» WHAT TO WORK ON: Take each line of the listing that has the string "user" and report it.

***

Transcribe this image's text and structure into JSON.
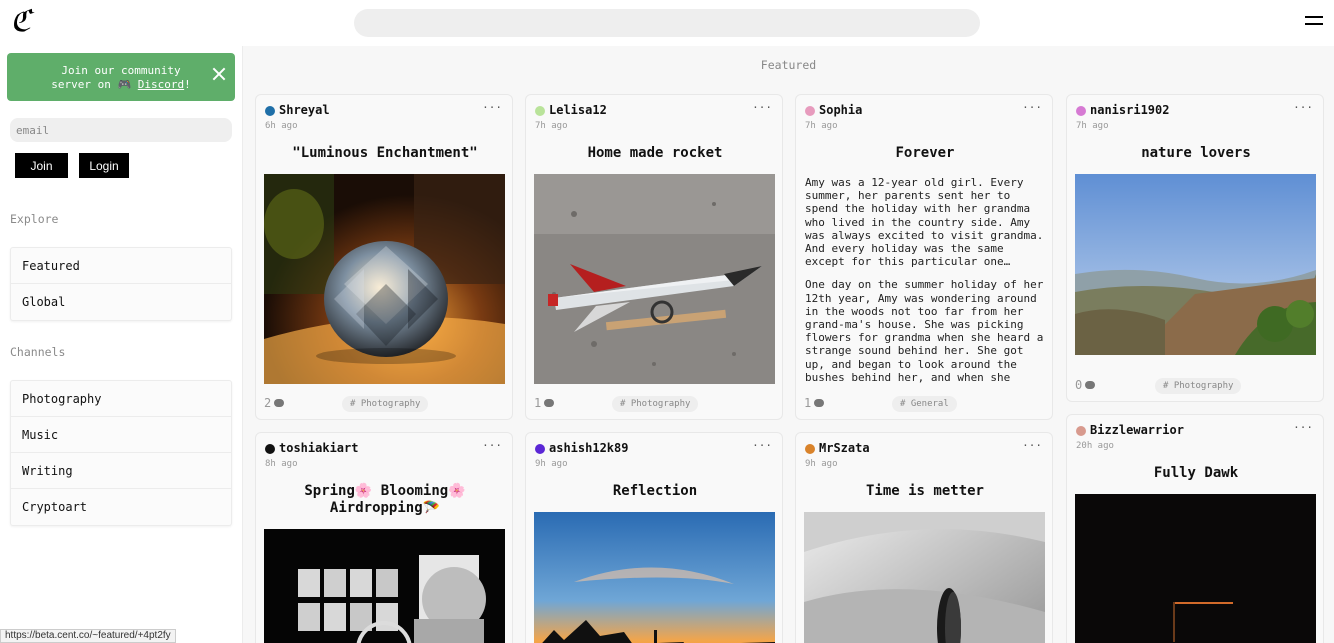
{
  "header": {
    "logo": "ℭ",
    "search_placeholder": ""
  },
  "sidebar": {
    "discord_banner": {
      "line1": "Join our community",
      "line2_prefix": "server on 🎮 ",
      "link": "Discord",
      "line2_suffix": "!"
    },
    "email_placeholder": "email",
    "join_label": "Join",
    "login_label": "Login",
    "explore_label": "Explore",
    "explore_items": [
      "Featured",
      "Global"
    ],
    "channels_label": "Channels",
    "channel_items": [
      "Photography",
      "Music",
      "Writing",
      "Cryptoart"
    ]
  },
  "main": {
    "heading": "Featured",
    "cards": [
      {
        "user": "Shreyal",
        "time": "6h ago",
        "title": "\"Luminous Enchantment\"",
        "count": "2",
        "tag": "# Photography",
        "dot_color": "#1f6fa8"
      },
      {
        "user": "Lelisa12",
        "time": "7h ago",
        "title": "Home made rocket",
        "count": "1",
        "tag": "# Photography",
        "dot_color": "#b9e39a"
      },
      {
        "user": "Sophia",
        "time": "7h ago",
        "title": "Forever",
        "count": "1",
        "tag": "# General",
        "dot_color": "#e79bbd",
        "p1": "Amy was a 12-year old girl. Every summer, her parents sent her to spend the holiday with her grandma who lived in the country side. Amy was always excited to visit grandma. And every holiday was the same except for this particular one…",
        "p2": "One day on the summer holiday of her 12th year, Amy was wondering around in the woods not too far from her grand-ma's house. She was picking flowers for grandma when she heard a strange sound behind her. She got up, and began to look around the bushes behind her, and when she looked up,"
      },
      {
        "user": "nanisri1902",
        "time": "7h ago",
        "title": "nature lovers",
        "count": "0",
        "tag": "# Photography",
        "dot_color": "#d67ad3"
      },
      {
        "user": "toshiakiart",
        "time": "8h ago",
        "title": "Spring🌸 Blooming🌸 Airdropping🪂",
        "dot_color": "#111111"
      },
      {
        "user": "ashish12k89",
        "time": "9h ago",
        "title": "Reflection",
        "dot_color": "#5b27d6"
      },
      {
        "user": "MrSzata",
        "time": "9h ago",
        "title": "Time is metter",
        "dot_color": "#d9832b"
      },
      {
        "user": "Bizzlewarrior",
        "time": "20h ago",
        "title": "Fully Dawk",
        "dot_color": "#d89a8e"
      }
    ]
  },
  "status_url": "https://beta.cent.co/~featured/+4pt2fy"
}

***

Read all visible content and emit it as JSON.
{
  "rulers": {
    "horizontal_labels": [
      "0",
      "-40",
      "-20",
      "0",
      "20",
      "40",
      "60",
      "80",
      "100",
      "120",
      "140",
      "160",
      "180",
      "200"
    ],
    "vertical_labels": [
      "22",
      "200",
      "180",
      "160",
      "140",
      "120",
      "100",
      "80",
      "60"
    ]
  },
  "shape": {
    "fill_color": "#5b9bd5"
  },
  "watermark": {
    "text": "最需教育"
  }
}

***

» EXERCISE SOLUTION:
        "user": "Shreyal",
        "user": "Lelisa12",
        "user": "Sophia",
        "user": "nanisri1902",
        "user": "toshiakiart",
        "user": "ashish12k89",
        "user": "MrSzata",
        "user": "Bizzlewarrior",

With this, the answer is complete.